EXERCISE BRIEF – Show each line of the data below in which "JSON" occurs.

MATERIAL SUPPLIED –
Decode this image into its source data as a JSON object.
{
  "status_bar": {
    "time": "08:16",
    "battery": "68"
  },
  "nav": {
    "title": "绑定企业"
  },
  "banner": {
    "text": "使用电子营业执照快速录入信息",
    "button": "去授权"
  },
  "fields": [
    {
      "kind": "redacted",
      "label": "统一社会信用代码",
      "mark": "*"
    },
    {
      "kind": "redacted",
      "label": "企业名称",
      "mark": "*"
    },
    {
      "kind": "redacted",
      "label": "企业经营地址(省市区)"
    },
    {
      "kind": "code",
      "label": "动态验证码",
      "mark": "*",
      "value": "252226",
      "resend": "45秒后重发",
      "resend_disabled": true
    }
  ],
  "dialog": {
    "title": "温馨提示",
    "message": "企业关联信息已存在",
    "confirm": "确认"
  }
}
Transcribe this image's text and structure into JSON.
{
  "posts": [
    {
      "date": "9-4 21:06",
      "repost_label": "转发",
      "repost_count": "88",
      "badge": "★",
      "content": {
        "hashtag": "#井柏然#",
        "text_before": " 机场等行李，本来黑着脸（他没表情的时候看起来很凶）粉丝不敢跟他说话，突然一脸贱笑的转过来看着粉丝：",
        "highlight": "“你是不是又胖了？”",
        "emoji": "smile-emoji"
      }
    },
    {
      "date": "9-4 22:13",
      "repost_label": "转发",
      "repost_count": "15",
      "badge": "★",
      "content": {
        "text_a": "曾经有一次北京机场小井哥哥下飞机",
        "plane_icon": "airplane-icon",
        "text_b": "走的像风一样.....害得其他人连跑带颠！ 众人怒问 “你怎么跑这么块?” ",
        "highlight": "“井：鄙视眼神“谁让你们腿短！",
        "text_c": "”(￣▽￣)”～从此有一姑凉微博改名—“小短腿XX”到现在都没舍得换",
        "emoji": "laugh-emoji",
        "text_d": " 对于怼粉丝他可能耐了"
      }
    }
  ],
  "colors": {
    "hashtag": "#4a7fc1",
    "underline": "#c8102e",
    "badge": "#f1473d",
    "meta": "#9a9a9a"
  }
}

TASK RESPONSE –
Decode this image into its source data as a JSON object.
Transcribe this image's text and structure into JSON.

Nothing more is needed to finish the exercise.